Fifty years after King was assassinated, we review King's lesser known legacy and how it is used against activists today.
It’s a unique view of life in the early 20th Century. During a time of racial segregation and strict gender lines, a young African American girl grew up to play professional baseball. We meet local legend Mamie Johnson, the first woman to pitch for a Negro League Baseball team, and one of only three women to play in the League at all.
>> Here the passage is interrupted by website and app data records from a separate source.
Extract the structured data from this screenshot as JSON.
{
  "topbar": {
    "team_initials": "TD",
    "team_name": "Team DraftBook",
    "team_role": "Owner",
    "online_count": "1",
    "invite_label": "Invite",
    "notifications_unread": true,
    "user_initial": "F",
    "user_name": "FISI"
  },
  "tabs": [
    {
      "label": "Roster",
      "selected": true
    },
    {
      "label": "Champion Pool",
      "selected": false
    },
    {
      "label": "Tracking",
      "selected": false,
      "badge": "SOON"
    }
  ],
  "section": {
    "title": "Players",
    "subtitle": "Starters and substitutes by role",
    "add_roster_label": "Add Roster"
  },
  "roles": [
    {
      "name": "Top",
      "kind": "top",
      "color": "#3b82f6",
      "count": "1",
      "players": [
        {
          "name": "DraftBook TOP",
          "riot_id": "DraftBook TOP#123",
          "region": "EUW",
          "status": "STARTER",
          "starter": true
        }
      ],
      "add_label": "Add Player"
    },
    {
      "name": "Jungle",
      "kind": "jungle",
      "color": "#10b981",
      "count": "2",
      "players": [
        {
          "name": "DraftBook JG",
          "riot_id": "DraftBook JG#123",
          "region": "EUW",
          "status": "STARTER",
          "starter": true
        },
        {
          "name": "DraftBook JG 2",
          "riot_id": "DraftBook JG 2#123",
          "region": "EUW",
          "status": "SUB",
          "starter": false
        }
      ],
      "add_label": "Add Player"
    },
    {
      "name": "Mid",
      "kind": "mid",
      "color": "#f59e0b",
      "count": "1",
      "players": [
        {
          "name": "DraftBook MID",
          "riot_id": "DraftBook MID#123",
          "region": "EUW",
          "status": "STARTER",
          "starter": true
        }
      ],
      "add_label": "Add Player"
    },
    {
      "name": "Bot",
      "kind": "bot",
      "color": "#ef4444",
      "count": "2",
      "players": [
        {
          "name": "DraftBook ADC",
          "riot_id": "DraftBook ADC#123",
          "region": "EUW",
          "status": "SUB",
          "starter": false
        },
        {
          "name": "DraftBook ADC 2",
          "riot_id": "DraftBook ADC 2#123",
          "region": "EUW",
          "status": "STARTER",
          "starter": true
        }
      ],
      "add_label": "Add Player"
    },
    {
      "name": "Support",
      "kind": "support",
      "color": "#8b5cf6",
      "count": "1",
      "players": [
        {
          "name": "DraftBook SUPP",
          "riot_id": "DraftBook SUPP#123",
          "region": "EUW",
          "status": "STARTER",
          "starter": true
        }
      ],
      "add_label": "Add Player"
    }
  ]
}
And we explore what her story can teach us about American history and our favorite past time.
- Mamie "Peanut" Johnson Pitcher, Indianapolis Clowns, Negro League Baseball (1953-55) ; and subject of the children's book "A Strong Right Arm" (Puffin Press);
- Susan Reyburn Historian; and co-author of Baseball Americana (Smithsonian Books)
Most Recent Shows
While there are hundreds of streets named for Dr. Martin Luther King, Jr. around the country and the region, they are often in economically depressed and racially segregated neighborhoods. We explore Martin Luther King, Jr. Avenue in the District, which is about to undergo major development.
Metro General Manager Paul Wiedefeld and Montgomery County Executive Ike Leggett join us in studio.
D.C. Council unanimously passed a plan to publicly finance political campaigns. What does it offer district residents?